(DATA SHOWN Opens)

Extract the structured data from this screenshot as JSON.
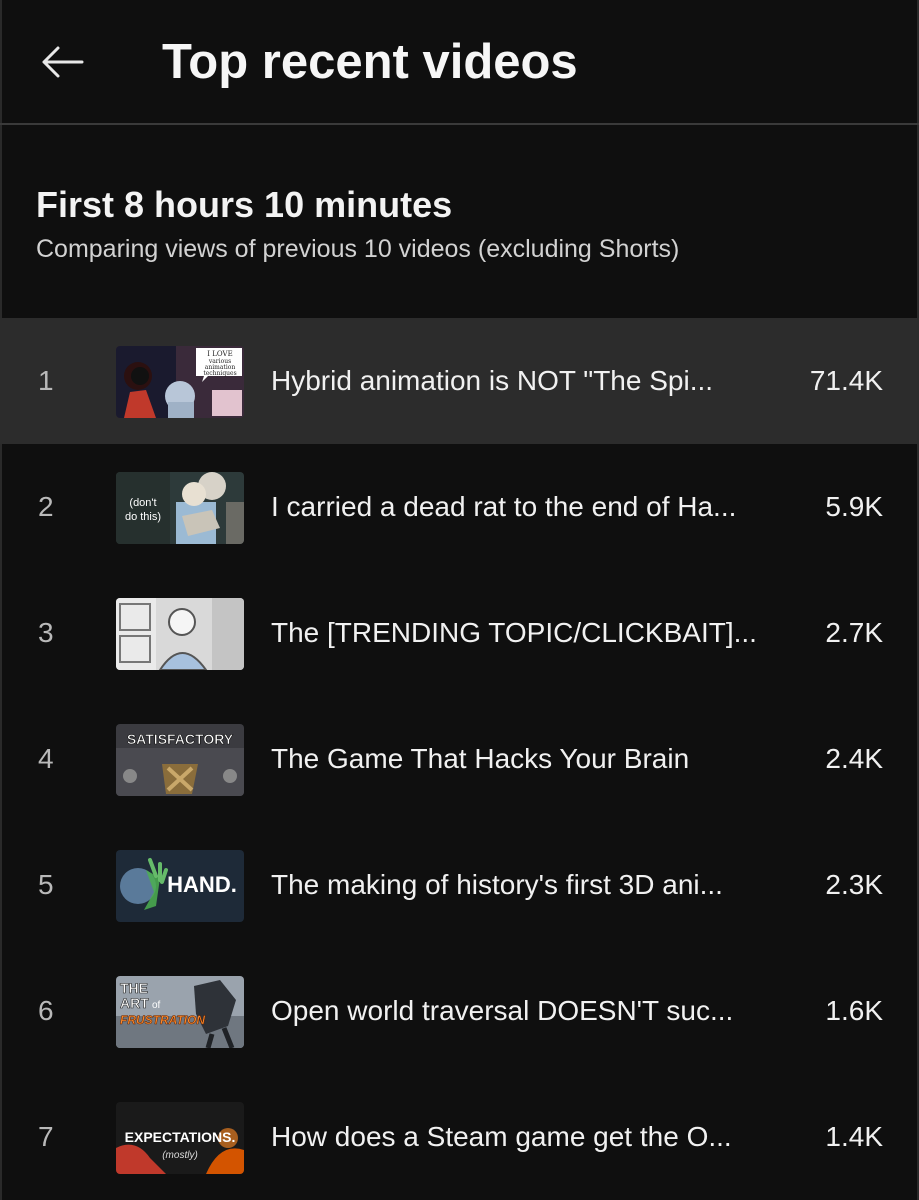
{
  "header": {
    "back_icon": "arrow-left-icon",
    "title": "Top recent videos"
  },
  "section": {
    "title": "First 8 hours 10 minutes",
    "subtitle": "Comparing views of previous 10 videos (excluding Shorts)"
  },
  "videos": [
    {
      "rank": "1",
      "title": "Hybrid animation is NOT \"The Spi...",
      "views": "71.4K",
      "thumb_text": [
        "I LOVE",
        "various",
        "animation",
        "techniques"
      ]
    },
    {
      "rank": "2",
      "title": "I carried a dead rat to the end of Ha...",
      "views": "5.9K",
      "thumb_text": [
        "(don't",
        "do this)"
      ]
    },
    {
      "rank": "3",
      "title": "The [TRENDING TOPIC/CLICKBAIT]...",
      "views": "2.7K",
      "thumb_text": []
    },
    {
      "rank": "4",
      "title": "The Game That Hacks Your Brain",
      "views": "2.4K",
      "thumb_text": [
        "SATISFACTORY"
      ]
    },
    {
      "rank": "5",
      "title": "The making of history's first 3D ani...",
      "views": "2.3K",
      "thumb_text": [
        "HAND."
      ]
    },
    {
      "rank": "6",
      "title": "Open world traversal DOESN'T suc...",
      "views": "1.6K",
      "thumb_text": [
        "THE",
        "ART",
        "of",
        "FRUSTRATION"
      ]
    },
    {
      "rank": "7",
      "title": "How does a Steam game get the O...",
      "views": "1.4K",
      "thumb_text": [
        "EXPECTATIONS.",
        "(mostly)"
      ]
    }
  ],
  "colors": {
    "background": "#0f0f0f",
    "active_row": "#2c2c2c",
    "text": "#f1f1f1",
    "muted": "#b9b9b9"
  }
}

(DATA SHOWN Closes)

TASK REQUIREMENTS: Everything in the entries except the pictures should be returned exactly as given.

SOLVED EXERCISE:
Extract the structured data from this screenshot as JSON.
{
  "header": {
    "back_icon": "arrow-left-icon",
    "title": "Top recent videos"
  },
  "section": {
    "title": "First 8 hours 10 minutes",
    "subtitle": "Comparing views of previous 10 videos (excluding Shorts)"
  },
  "videos": [
    {
      "rank": "1",
      "title": "Hybrid animation is NOT \"The Spi...",
      "views": "71.4K",
      "thumb_text": [
        "I LOVE",
        "various",
        "animation",
        "techniques"
      ]
    },
    {
      "rank": "2",
      "title": "I carried a dead rat to the end of Ha...",
      "views": "5.9K",
      "thumb_text": [
        "(don't",
        "do this)"
      ]
    },
    {
      "rank": "3",
      "title": "The [TRENDING TOPIC/CLICKBAIT]...",
      "views": "2.7K",
      "thumb_text": []
    },
    {
      "rank": "4",
      "title": "The Game That Hacks Your Brain",
      "views": "2.4K",
      "thumb_text": [
        "SATISFACTORY"
      ]
    },
    {
      "rank": "5",
      "title": "The making of history's first 3D ani...",
      "views": "2.3K",
      "thumb_text": [
        "HAND."
      ]
    },
    {
      "rank": "6",
      "title": "Open world traversal DOESN'T suc...",
      "views": "1.6K",
      "thumb_text": [
        "THE",
        "ART",
        "of",
        "FRUSTRATION"
      ]
    },
    {
      "rank": "7",
      "title": "How does a Steam game get the O...",
      "views": "1.4K",
      "thumb_text": [
        "EXPECTATIONS.",
        "(mostly)"
      ]
    }
  ],
  "colors": {
    "background": "#0f0f0f",
    "active_row": "#2c2c2c",
    "text": "#f1f1f1",
    "muted": "#b9b9b9"
  }
}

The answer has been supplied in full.